(Collected data entries)
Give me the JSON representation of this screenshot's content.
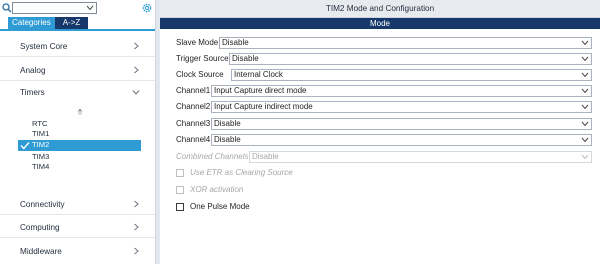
{
  "left_panel": {
    "search": {
      "value": "",
      "placeholder": ""
    },
    "tabs": {
      "categories": "Categories",
      "az": "A->Z"
    },
    "categories": {
      "system_core": "System Core",
      "analog": "Analog",
      "timers": "Timers",
      "connectivity": "Connectivity",
      "computing": "Computing",
      "middleware": "Middleware"
    },
    "timers": [
      "RTC",
      "TIM1",
      "TIM2",
      "TIM3",
      "TIM4"
    ],
    "selected_timer": "TIM2"
  },
  "right_panel": {
    "title": "TIM2 Mode and Configuration",
    "section": "Mode",
    "fields": {
      "slave_mode": {
        "label": "Slave Mode",
        "value": "Disable"
      },
      "trigger_source": {
        "label": "Trigger Source",
        "value": "Disable"
      },
      "clock_source": {
        "label": "Clock Source",
        "value": "Internal Clock"
      },
      "channel1": {
        "label": "Channel1",
        "value": "Input Capture direct mode"
      },
      "channel2": {
        "label": "Channel2",
        "value": "Input Capture indirect mode"
      },
      "channel3": {
        "label": "Channel3",
        "value": "Disable"
      },
      "channel4": {
        "label": "Channel4",
        "value": "Disable"
      },
      "combined_channels": {
        "label": "Combined Channels",
        "value": "Disable"
      }
    },
    "checks": {
      "use_etr": "Use ETR as Clearing Source",
      "xor": "XOR activation",
      "one_pulse": "One Pulse Mode"
    }
  },
  "colors": {
    "accent": "#2f9bd5",
    "navy": "#17386a",
    "disabled_text": "#a7a7a7"
  }
}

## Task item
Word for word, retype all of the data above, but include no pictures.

## Exercise output
Give me the JSON representation of this screenshot's content.
{
  "left_panel": {
    "search": {
      "value": "",
      "placeholder": ""
    },
    "tabs": {
      "categories": "Categories",
      "az": "A->Z"
    },
    "categories": {
      "system_core": "System Core",
      "analog": "Analog",
      "timers": "Timers",
      "connectivity": "Connectivity",
      "computing": "Computing",
      "middleware": "Middleware"
    },
    "timers": [
      "RTC",
      "TIM1",
      "TIM2",
      "TIM3",
      "TIM4"
    ],
    "selected_timer": "TIM2"
  },
  "right_panel": {
    "title": "TIM2 Mode and Configuration",
    "section": "Mode",
    "fields": {
      "slave_mode": {
        "label": "Slave Mode",
        "value": "Disable"
      },
      "trigger_source": {
        "label": "Trigger Source",
        "value": "Disable"
      },
      "clock_source": {
        "label": "Clock Source",
        "value": "Internal Clock"
      },
      "channel1": {
        "label": "Channel1",
        "value": "Input Capture direct mode"
      },
      "channel2": {
        "label": "Channel2",
        "value": "Input Capture indirect mode"
      },
      "channel3": {
        "label": "Channel3",
        "value": "Disable"
      },
      "channel4": {
        "label": "Channel4",
        "value": "Disable"
      },
      "combined_channels": {
        "label": "Combined Channels",
        "value": "Disable"
      }
    },
    "checks": {
      "use_etr": "Use ETR as Clearing Source",
      "xor": "XOR activation",
      "one_pulse": "One Pulse Mode"
    }
  },
  "colors": {
    "accent": "#2f9bd5",
    "navy": "#17386a",
    "disabled_text": "#a7a7a7"
  }
}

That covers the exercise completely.